::: Data for review
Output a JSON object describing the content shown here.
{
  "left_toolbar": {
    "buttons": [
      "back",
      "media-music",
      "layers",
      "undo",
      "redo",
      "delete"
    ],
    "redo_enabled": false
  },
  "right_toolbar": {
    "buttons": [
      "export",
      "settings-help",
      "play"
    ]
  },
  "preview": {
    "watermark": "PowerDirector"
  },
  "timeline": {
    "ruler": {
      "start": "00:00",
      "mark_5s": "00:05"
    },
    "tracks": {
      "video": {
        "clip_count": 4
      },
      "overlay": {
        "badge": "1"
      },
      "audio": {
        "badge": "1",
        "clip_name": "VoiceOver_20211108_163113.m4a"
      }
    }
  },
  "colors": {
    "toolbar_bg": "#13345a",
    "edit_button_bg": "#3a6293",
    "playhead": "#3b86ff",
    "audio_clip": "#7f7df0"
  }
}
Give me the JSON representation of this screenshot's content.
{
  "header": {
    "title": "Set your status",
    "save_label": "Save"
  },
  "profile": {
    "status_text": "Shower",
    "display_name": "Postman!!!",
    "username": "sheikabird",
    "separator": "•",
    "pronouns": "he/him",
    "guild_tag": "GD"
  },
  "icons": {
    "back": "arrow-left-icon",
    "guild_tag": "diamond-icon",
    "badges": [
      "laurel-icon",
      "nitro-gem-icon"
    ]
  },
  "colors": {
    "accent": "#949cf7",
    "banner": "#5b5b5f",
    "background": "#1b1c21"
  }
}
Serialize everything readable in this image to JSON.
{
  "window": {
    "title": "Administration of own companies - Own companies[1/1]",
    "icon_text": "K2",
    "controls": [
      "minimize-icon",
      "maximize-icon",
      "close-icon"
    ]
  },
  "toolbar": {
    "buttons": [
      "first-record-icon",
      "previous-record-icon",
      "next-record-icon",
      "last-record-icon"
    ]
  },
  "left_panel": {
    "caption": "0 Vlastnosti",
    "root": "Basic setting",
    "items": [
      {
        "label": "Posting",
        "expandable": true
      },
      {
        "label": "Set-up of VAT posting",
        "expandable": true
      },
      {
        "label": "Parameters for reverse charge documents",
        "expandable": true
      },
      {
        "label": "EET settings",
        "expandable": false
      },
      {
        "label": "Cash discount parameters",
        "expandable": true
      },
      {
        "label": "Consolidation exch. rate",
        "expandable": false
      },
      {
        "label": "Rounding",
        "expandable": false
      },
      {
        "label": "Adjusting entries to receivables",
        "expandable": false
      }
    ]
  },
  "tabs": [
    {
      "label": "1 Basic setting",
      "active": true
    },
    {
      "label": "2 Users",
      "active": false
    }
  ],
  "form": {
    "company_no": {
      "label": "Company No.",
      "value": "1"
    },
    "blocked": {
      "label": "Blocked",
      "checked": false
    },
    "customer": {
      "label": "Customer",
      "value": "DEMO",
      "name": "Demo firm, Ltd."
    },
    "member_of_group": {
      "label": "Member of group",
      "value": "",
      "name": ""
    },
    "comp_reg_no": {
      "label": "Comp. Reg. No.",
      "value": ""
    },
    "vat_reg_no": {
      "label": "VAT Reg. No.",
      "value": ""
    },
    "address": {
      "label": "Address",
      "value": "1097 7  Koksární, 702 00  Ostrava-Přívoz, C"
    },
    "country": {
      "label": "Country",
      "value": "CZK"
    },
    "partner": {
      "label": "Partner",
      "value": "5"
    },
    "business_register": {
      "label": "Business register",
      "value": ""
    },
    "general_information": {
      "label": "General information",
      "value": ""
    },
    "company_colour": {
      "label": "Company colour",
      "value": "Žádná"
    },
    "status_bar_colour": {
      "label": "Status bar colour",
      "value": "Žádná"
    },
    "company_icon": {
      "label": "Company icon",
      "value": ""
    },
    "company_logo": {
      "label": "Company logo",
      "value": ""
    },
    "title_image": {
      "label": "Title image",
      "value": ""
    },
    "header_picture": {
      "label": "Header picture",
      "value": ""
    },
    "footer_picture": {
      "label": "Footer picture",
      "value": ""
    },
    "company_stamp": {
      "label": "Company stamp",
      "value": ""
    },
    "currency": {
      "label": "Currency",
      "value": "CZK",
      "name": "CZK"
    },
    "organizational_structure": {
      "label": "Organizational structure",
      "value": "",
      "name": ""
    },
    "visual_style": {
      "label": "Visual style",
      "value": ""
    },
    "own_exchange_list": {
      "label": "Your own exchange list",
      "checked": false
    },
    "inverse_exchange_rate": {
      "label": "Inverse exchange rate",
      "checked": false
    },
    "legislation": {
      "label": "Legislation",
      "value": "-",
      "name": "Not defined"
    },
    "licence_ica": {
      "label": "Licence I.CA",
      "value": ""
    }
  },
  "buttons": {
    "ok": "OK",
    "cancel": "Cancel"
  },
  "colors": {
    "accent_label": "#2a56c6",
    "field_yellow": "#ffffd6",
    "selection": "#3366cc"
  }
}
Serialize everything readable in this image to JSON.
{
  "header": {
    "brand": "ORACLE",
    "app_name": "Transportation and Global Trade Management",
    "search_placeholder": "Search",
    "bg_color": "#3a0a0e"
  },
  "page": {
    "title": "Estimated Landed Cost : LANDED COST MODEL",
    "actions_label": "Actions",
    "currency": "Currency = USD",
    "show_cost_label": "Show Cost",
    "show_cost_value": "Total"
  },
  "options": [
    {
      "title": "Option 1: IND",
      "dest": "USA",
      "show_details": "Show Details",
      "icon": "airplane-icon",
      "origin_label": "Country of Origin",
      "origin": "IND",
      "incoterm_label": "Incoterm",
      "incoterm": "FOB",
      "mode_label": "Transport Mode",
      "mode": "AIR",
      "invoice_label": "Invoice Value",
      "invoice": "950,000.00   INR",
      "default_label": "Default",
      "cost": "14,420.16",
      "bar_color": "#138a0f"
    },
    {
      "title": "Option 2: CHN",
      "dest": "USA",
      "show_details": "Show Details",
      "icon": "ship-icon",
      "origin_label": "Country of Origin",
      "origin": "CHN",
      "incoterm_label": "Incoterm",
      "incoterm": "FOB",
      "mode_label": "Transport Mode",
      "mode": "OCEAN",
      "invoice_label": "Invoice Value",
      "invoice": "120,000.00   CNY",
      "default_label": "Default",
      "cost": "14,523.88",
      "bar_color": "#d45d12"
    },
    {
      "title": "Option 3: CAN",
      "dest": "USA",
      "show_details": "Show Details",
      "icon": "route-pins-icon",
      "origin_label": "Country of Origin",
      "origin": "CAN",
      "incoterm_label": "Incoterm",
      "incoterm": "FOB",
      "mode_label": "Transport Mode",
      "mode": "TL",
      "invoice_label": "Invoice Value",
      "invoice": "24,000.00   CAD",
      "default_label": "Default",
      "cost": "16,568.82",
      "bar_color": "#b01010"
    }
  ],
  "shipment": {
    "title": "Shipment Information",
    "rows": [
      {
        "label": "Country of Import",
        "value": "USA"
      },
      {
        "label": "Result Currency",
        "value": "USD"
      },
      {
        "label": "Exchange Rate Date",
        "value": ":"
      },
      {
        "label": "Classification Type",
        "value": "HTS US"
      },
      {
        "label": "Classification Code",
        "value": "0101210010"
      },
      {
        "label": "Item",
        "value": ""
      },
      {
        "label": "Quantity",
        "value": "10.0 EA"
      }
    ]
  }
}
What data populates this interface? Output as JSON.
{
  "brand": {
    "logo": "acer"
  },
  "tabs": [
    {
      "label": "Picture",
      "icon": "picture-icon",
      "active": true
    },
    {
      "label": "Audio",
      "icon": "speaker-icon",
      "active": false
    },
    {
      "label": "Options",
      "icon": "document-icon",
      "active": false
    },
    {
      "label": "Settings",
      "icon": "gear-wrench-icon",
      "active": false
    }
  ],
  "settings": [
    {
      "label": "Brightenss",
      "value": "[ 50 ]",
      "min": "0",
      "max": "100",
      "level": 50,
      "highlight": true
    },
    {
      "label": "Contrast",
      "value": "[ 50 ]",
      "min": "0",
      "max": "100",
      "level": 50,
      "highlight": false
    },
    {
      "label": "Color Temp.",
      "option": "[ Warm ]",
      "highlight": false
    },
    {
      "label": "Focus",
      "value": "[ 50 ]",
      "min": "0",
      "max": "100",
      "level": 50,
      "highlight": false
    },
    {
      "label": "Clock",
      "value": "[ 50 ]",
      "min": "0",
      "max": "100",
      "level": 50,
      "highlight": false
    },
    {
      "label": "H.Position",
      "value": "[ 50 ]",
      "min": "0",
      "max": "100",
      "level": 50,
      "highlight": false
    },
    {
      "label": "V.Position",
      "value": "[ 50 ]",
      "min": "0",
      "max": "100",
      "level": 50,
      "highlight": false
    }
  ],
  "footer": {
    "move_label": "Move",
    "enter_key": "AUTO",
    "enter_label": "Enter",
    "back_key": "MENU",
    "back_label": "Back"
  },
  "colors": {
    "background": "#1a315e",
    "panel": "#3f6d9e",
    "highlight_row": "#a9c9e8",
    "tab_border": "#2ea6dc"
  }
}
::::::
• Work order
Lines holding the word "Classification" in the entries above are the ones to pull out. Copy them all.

• Exercise result
        "label": "Classification Type",
        "label": "Classification Code",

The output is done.